The European Union Emissions Trading Scheme (ETS) is a major pillar of the European Union climate policy and the first and largest greenhouse gas (GHG) emissions trading scheme in the world. It was launched by the European Commission in 2005 to fight global warming.

This scheme regulates emissions in more than 13,000 heavy energy consuming installations (e.g. power generation, industrial plants, manufacturing, etc.) that emit about 50% of the total European GHG emissions. 31 countries participate in the scheme: the 28 EU Member States plus Lichtenstein, Norway and Iceland.

The EU ETS is based on the so-called ‘cap and trade’ principle. A cap (ceiling) is set on the total amount of certain greenhouse gases (e.g. carbon dioxide) that can be emitted by all participating installations. A number of allowances equal to the annual cap are issued and distributed at the beginning of every year.

One emission allowance gives the holder the right to emit one tonne of CO2 (or its equivalent). Each regulated installation must monitor and report their emissions each year and surrender a number of allowances equal to their annual emissions. Those allowances can be traded in a market (the so called carbon market) and every one can hold and trade allowances.

Installations covered by the EU ETS that are short of allowances, have a choice between taking measures (e.g. investing in low carbon technologies) to reduce their emissions or by buying additional allowances from other installations (or other allowances holders) that have allowances in excess. Thanks to the carbon market we have price on the emission allowances (called carbon price), which can be seen as price on emitting GHG. The cap is reduced each year, making the system more and more stringent and forcing the regulated installations to gradually reduce their emissions.

The development of the EU ETS has been a ‘’learning by doing’’ process which has gone through a number of different phases.

The first EU ETS directive was enacted in 2003 and included a first trial phase (2005-2007) to test the system, followed by the second phase (2008-2012) that was designed to comply with the Kyoto protocol.

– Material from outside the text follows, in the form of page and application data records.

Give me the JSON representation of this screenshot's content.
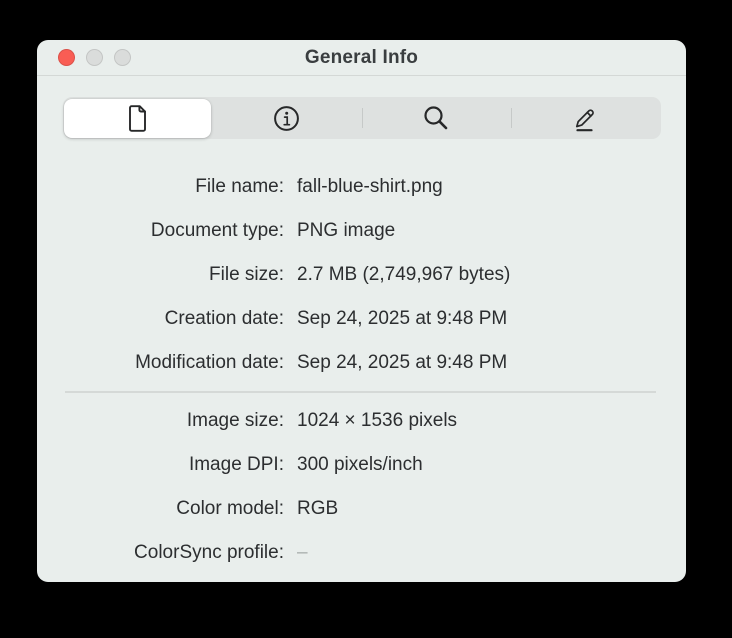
{
  "window": {
    "title": "General Info"
  },
  "traffic_lights": {
    "close_color": "#F95D54",
    "disabled_color": "#DADCDB"
  },
  "toolbar": {
    "tabs": [
      {
        "name": "general",
        "icon": "document-icon",
        "selected": true
      },
      {
        "name": "more-info",
        "icon": "info-icon",
        "selected": false
      },
      {
        "name": "keywords",
        "icon": "search-icon",
        "selected": false
      },
      {
        "name": "annotations",
        "icon": "markup-icon",
        "selected": false
      }
    ]
  },
  "general_section": {
    "rows": [
      {
        "label": "File name:",
        "value": "fall-blue-shirt.png"
      },
      {
        "label": "Document type:",
        "value": "PNG image"
      },
      {
        "label": "File size:",
        "value": "2.7 MB (2,749,967 bytes)"
      },
      {
        "label": "Creation date:",
        "value": "Sep 24, 2025 at 9:48 PM"
      },
      {
        "label": "Modification date:",
        "value": "Sep 24, 2025 at 9:48 PM"
      }
    ]
  },
  "image_section": {
    "rows": [
      {
        "label": "Image size:",
        "value": "1024 × 1536 pixels"
      },
      {
        "label": "Image DPI:",
        "value": "300 pixels/inch"
      },
      {
        "label": "Color model:",
        "value": "RGB"
      },
      {
        "label": "ColorSync profile:",
        "value": "–"
      }
    ]
  },
  "colors": {
    "window_background": "#E9EEEC",
    "segmented_track": "#DEE1E0",
    "selected_segment": "#FFFFFF",
    "text": "#2C2E30",
    "muted_text": "#A9AEAC"
  }
}
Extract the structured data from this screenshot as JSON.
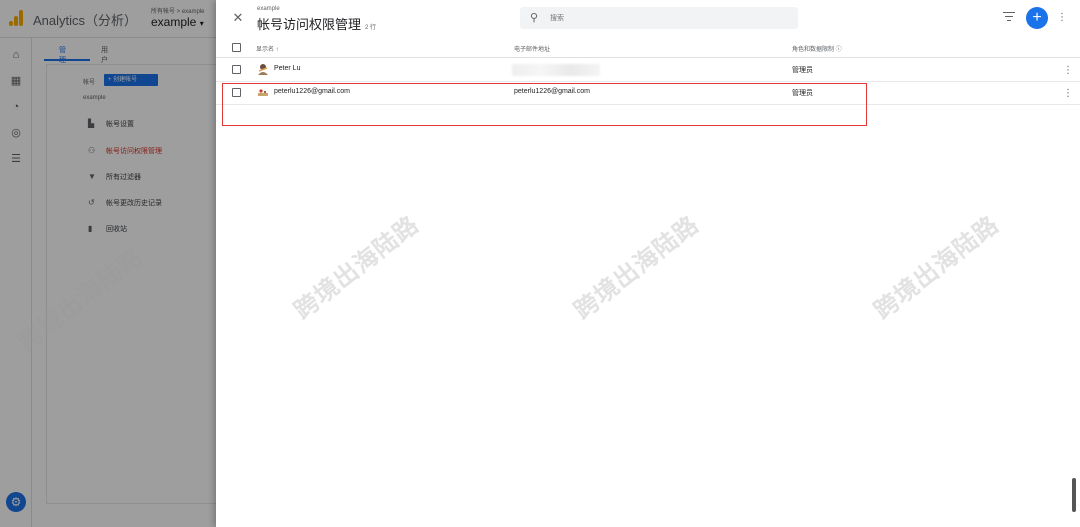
{
  "app": {
    "title": "Analytics（分析）",
    "account_crumb": "所有帐号 > example",
    "account_name": "example"
  },
  "admin": {
    "tabs": [
      "管理",
      "用户"
    ],
    "account_label": "帐号",
    "create_account_label": "+ 创建帐号",
    "account_sub": "example",
    "menu": [
      {
        "label": "帐号设置",
        "icon": "building-icon"
      },
      {
        "label": "帐号访问权限管理",
        "icon": "people-icon"
      },
      {
        "label": "所有过滤器",
        "icon": "filter-icon"
      },
      {
        "label": "帐号更改历史记录",
        "icon": "history-icon"
      },
      {
        "label": "回收站",
        "icon": "trash-icon"
      }
    ]
  },
  "panel": {
    "subtitle": "example",
    "title": "帐号访问权限管理",
    "row_count": "2 行",
    "search_placeholder": "搜索",
    "columns": {
      "name": "显示名 ↑",
      "email": "电子邮件地址",
      "role": "角色和数据限制 ⓘ"
    },
    "rows": [
      {
        "name": "Peter Lu",
        "email": "",
        "role": "管理员"
      },
      {
        "name": "peterlu1226@gmail.com",
        "email": "peterlu1226@gmail.com",
        "role": "管理员"
      }
    ]
  },
  "watermark": "跨境出海陆路",
  "colors": {
    "accent": "#1a73e8",
    "highlight": "#e53935",
    "selected_menu": "#d93025",
    "logo": "#f9ab00"
  }
}
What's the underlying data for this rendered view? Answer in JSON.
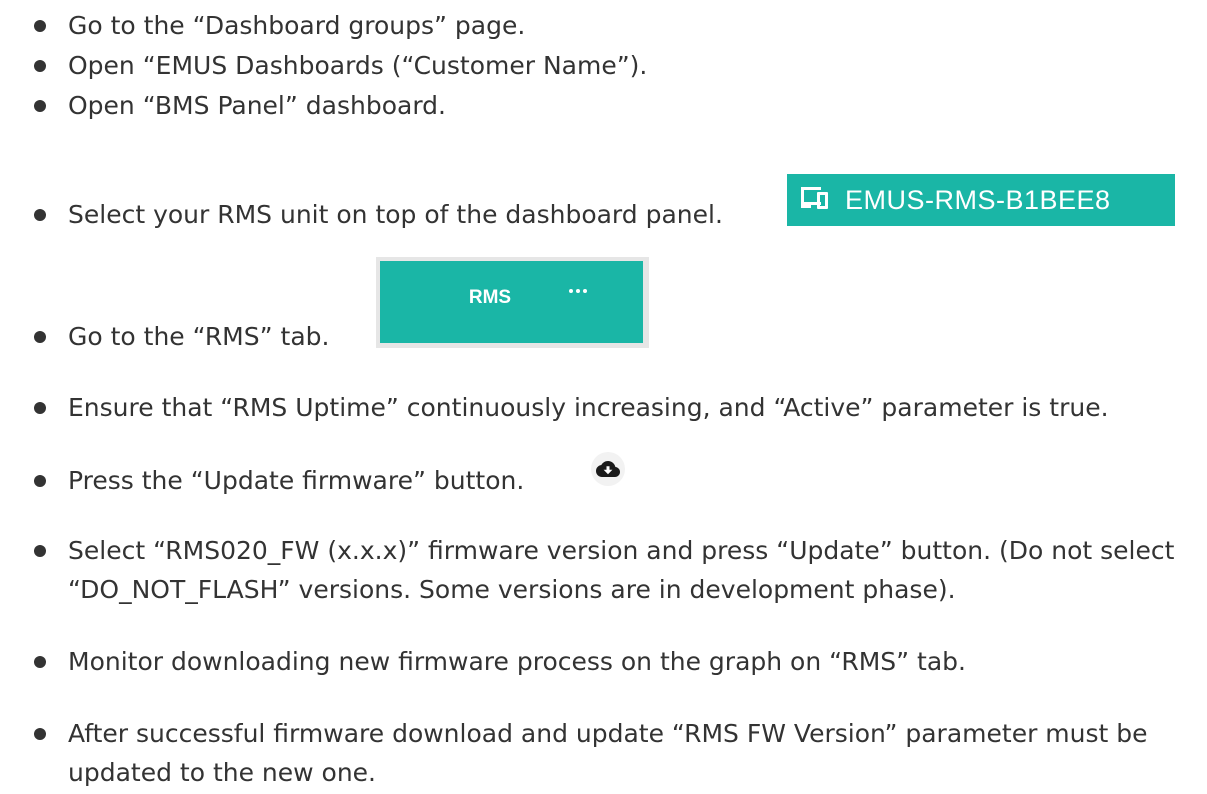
{
  "instructions": [
    {
      "text": "Go to the “Dashboard groups” page."
    },
    {
      "text": "Open “EMUS Dashboards (“Customer Name”)."
    },
    {
      "text": "Open “BMS Panel” dashboard."
    },
    {
      "text": "Select your RMS unit on top of the dashboard panel."
    },
    {
      "text": "Go to the “RMS” tab."
    },
    {
      "text": "Ensure that “RMS Uptime” continuously increasing, and “Active” parameter is true."
    },
    {
      "text": "Press the “Update firmware” button."
    },
    {
      "text": "Select “RMS020_FW (x.x.x)” firmware version and press “Update” button. (Do not select “DO_NOT_FLASH” versions. Some versions are in development phase)."
    },
    {
      "text": "Monitor downloading new firmware process on the graph on “RMS” tab."
    },
    {
      "text": "After successful firmware download and update “RMS FW Version” parameter must be updated to the new one."
    }
  ],
  "device_chip": {
    "icon": "devices-icon",
    "name": "EMUS-RMS-B1BEE8",
    "color": "#1ab6a6"
  },
  "rms_tab": {
    "label": "RMS",
    "menu_icon": "more-horizontal-icon",
    "color": "#1ab6a6"
  },
  "update_button": {
    "icon": "cloud-download-icon"
  }
}
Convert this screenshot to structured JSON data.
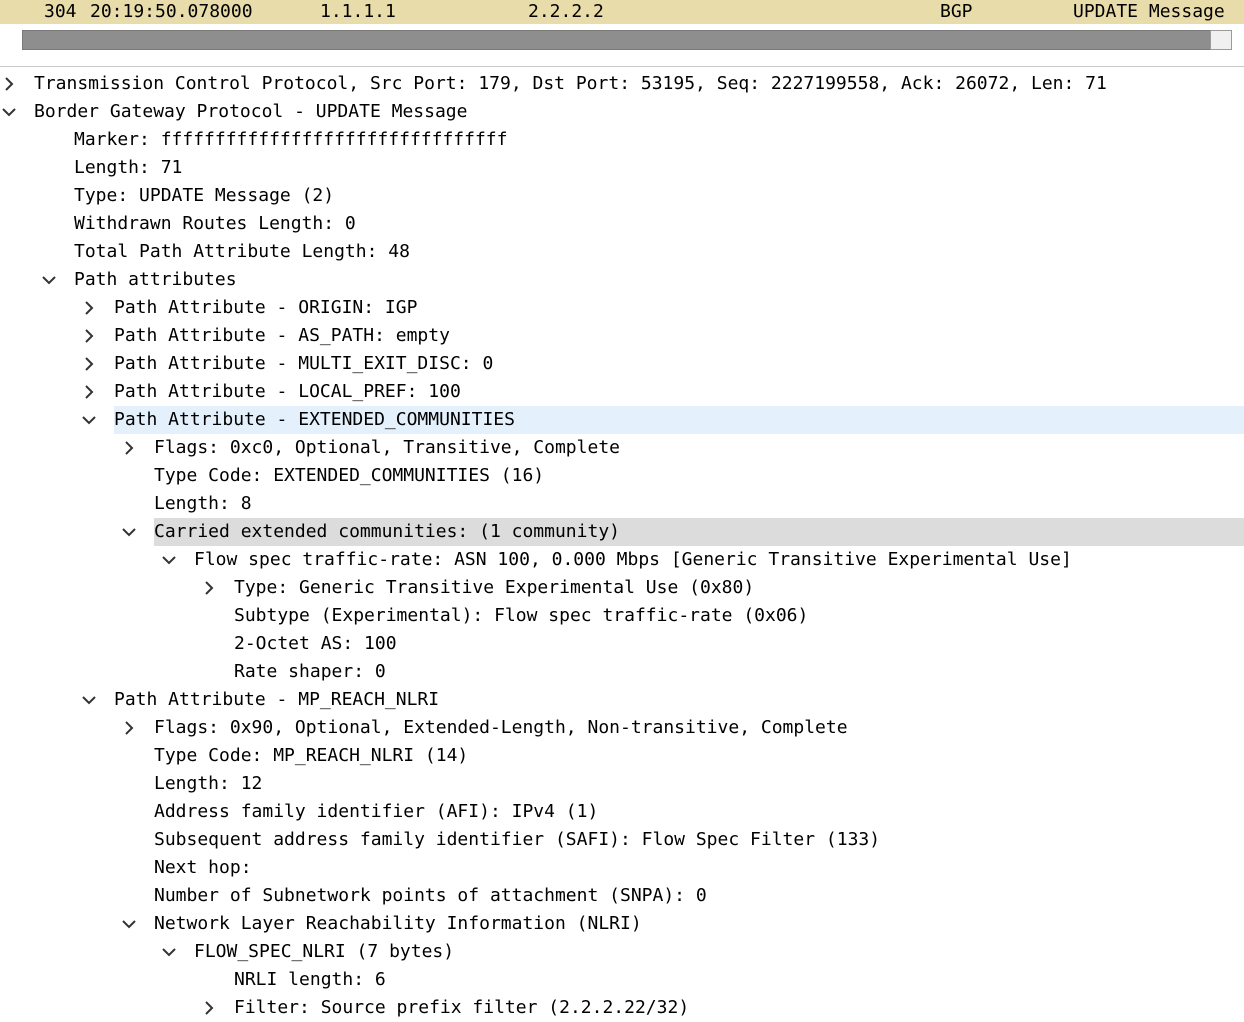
{
  "packet": {
    "no": "304",
    "time": "20:19:50.078000",
    "source": "1.1.1.1",
    "destination": "2.2.2.2",
    "protocol": "BGP",
    "info": "UPDATE Message"
  },
  "colors": {
    "packet_row": "#e7dcaa",
    "selected_row": "#e4f0fb",
    "hover_row": "#dcdcdc"
  },
  "tree": [
    {
      "text": "Transmission Control Protocol, Src Port: 179, Dst Port: 53195, Seq: 2227199558, Ack: 26072, Len: 71",
      "level": 0,
      "toggle": "collapsed",
      "name": "tcp-tree-item"
    },
    {
      "text": "Border Gateway Protocol - UPDATE Message",
      "level": 0,
      "toggle": "expanded",
      "name": "bgp-tree-item"
    },
    {
      "text": "Marker: ffffffffffffffffffffffffffffffff",
      "level": 1,
      "toggle": "none",
      "name": "bgp-marker"
    },
    {
      "text": "Length: 71",
      "level": 1,
      "toggle": "none",
      "name": "bgp-length"
    },
    {
      "text": "Type: UPDATE Message (2)",
      "level": 1,
      "toggle": "none",
      "name": "bgp-type"
    },
    {
      "text": "Withdrawn Routes Length: 0",
      "level": 1,
      "toggle": "none",
      "name": "withdrawn-routes-length"
    },
    {
      "text": "Total Path Attribute Length: 48",
      "level": 1,
      "toggle": "none",
      "name": "total-path-attr-length"
    },
    {
      "text": "Path attributes",
      "level": 1,
      "toggle": "expanded",
      "name": "path-attributes"
    },
    {
      "text": "Path Attribute - ORIGIN: IGP",
      "level": 2,
      "toggle": "collapsed",
      "name": "attr-origin"
    },
    {
      "text": "Path Attribute - AS_PATH: empty",
      "level": 2,
      "toggle": "collapsed",
      "name": "attr-as-path"
    },
    {
      "text": "Path Attribute - MULTI_EXIT_DISC: 0",
      "level": 2,
      "toggle": "collapsed",
      "name": "attr-med"
    },
    {
      "text": "Path Attribute - LOCAL_PREF: 100",
      "level": 2,
      "toggle": "collapsed",
      "name": "attr-local-pref"
    },
    {
      "text": "Path Attribute - EXTENDED_COMMUNITIES",
      "level": 2,
      "toggle": "expanded",
      "name": "attr-extended-communities",
      "highlight": "blue"
    },
    {
      "text": "Flags: 0xc0, Optional, Transitive, Complete",
      "level": 3,
      "toggle": "collapsed",
      "name": "ext-comm-flags"
    },
    {
      "text": "Type Code: EXTENDED_COMMUNITIES (16)",
      "level": 3,
      "toggle": "none",
      "name": "ext-comm-type-code"
    },
    {
      "text": "Length: 8",
      "level": 3,
      "toggle": "none",
      "name": "ext-comm-length"
    },
    {
      "text": "Carried extended communities: (1 community)",
      "level": 3,
      "toggle": "expanded",
      "name": "carried-ext-communities",
      "highlight": "gray"
    },
    {
      "text": "Flow spec traffic-rate: ASN 100, 0.000 Mbps [Generic Transitive Experimental Use]",
      "level": 4,
      "toggle": "expanded",
      "name": "flowspec-traffic-rate"
    },
    {
      "text": "Type: Generic Transitive Experimental Use (0x80)",
      "level": 5,
      "toggle": "collapsed",
      "name": "community-type"
    },
    {
      "text": "Subtype (Experimental): Flow spec traffic-rate (0x06)",
      "level": 5,
      "toggle": "none",
      "name": "community-subtype"
    },
    {
      "text": "2-Octet AS: 100",
      "level": 5,
      "toggle": "none",
      "name": "community-as"
    },
    {
      "text": "Rate shaper: 0",
      "level": 5,
      "toggle": "none",
      "name": "rate-shaper"
    },
    {
      "text": "Path Attribute - MP_REACH_NLRI",
      "level": 2,
      "toggle": "expanded",
      "name": "attr-mp-reach-nlri"
    },
    {
      "text": "Flags: 0x90, Optional, Extended-Length, Non-transitive, Complete",
      "level": 3,
      "toggle": "collapsed",
      "name": "mp-reach-flags"
    },
    {
      "text": "Type Code: MP_REACH_NLRI (14)",
      "level": 3,
      "toggle": "none",
      "name": "mp-reach-type-code"
    },
    {
      "text": "Length: 12",
      "level": 3,
      "toggle": "none",
      "name": "mp-reach-length"
    },
    {
      "text": "Address family identifier (AFI): IPv4 (1)",
      "level": 3,
      "toggle": "none",
      "name": "afi"
    },
    {
      "text": "Subsequent address family identifier (SAFI): Flow Spec Filter (133)",
      "level": 3,
      "toggle": "none",
      "name": "safi"
    },
    {
      "text": "Next hop:",
      "level": 3,
      "toggle": "none",
      "name": "next-hop"
    },
    {
      "text": "Number of Subnetwork points of attachment (SNPA): 0",
      "level": 3,
      "toggle": "none",
      "name": "snpa-count"
    },
    {
      "text": "Network Layer Reachability Information (NLRI)",
      "level": 3,
      "toggle": "expanded",
      "name": "nlri"
    },
    {
      "text": "FLOW_SPEC_NLRI (7 bytes)",
      "level": 4,
      "toggle": "expanded",
      "name": "flow-spec-nlri"
    },
    {
      "text": "NRLI length: 6",
      "level": 5,
      "toggle": "none",
      "name": "nlri-length"
    },
    {
      "text": "Filter: Source prefix filter (2.2.2.22/32)",
      "level": 5,
      "toggle": "collapsed",
      "name": "source-prefix-filter"
    }
  ]
}
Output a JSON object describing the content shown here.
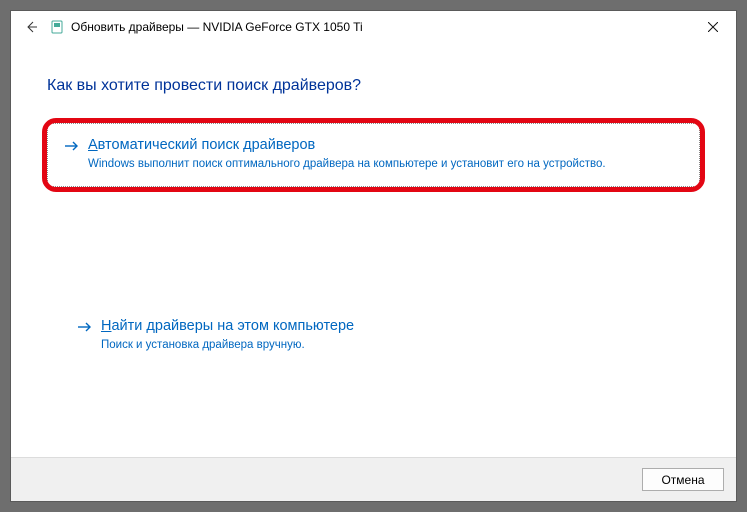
{
  "titlebar": {
    "back_label": "Back",
    "title": "Обновить драйверы — NVIDIA GeForce GTX 1050 Ti",
    "close_label": "Close"
  },
  "heading": "Как вы хотите провести поиск драйверов?",
  "options": [
    {
      "title_prefix": "А",
      "title_rest": "втоматический поиск драйверов",
      "description": "Windows выполнит поиск оптимального драйвера на компьютере и установит его на устройство."
    },
    {
      "title_prefix": "Н",
      "title_rest": "айти драйверы на этом компьютере",
      "description": "Поиск и установка драйвера вручную."
    }
  ],
  "footer": {
    "cancel": "Отмена"
  }
}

In 2009, there was a major revision of the EU ETS to be applied to phase III (2013-2020). A new directive was enacted in the context of the 2020 EU energy and climate package. In the context of the Roadmap 2050 and the 2030 Climate and Energy Policy Framework, in July 2015 the European Commission presented a legislative proposal to revise the EU ETS for the period after 2020 to apply as of 2021 for phase IV. In the coming months, the new Directive will be defined, approved and then implemented.


The goal of the LIFE SIDE project is to support  European policy makers (e.g. politicians, civil servants, member of environmental agencies) with the design and implementation of the new EU ETS legislation.
Specifically, the project aims to:

    1. Collect and disseminate empirical knowledge and information on the economic functioning of the EU ETS
    2. Establish a network bringing together EU ETS experts
    3. Create a forum enabling interaction amongst policy makers, stakeholders and EU ETS experts.


Economic  Assessment of the EU ETS

The project is carrying out an updated economic ex-post assessment of the EU ETS, through the collection and analysis of all relevant existing empirical research.

Feedback from stakeholders is also taken into account and is gathered through the organisation of four workshops focused on the four areas of the assessment:

  1. Free allocation of emission allowances (workshop held on 2 December 2016). This is a key issue which will be tackled by the reform of the EU ETS. It is important that policy makers are well informed on how the system operates in the allocation of allowances, and the risks of carbon leakage to date.
  2. Impact of the EU ETS on investment and innovation (workshop held on 3 April 2017). There is a current debate on whether the carbon price is too low to support investment. New measures to support the price were approved (2014/0011(COD) and need to be monitored. Furthermore, the new proposal of the EU ETS directive envisages a reform on existing funding mechanisms to support innovation.
  3. Interaction between energy policies and the EU ETS (workshop held on 4 April 2017). It is crucial that policy makers are well informed on the interactions between the different policies (especially renewable energy and energy efficiency) and on how these have operated during the past years.
  4. International dimension. International cooperation on climate policy will be one of the most important topics in the context of the implementation of the Paris agreement. The EU ETS, as the largest cap and trade scheme in the world, can play an important role to foster cooperation on pricing emissions.

Training course

An ad-hoc training course on the EU ETS will be offered to policy makers and stakeholders to provide a comprehensive analysis of the functioning and regulation of the EU ETS and its interaction with other policies. The course will be composed of a 3-day residential course and a 3-week online course.

Involving policy makers: targeted events

Three major events will be organised to stimulate interaction with policymakers on the design and implementation of the EU ETS legislation: two conferences (one in October/November 2017 and a final one at the end of the project) and a meeting in Brussels, to be held at the European Parliament (December 2017-January 2018) where the results of the EU ETS assessment will be presented and discussed. This will lead to a set of recommendations on the design and implementation of the EU ETS legislation.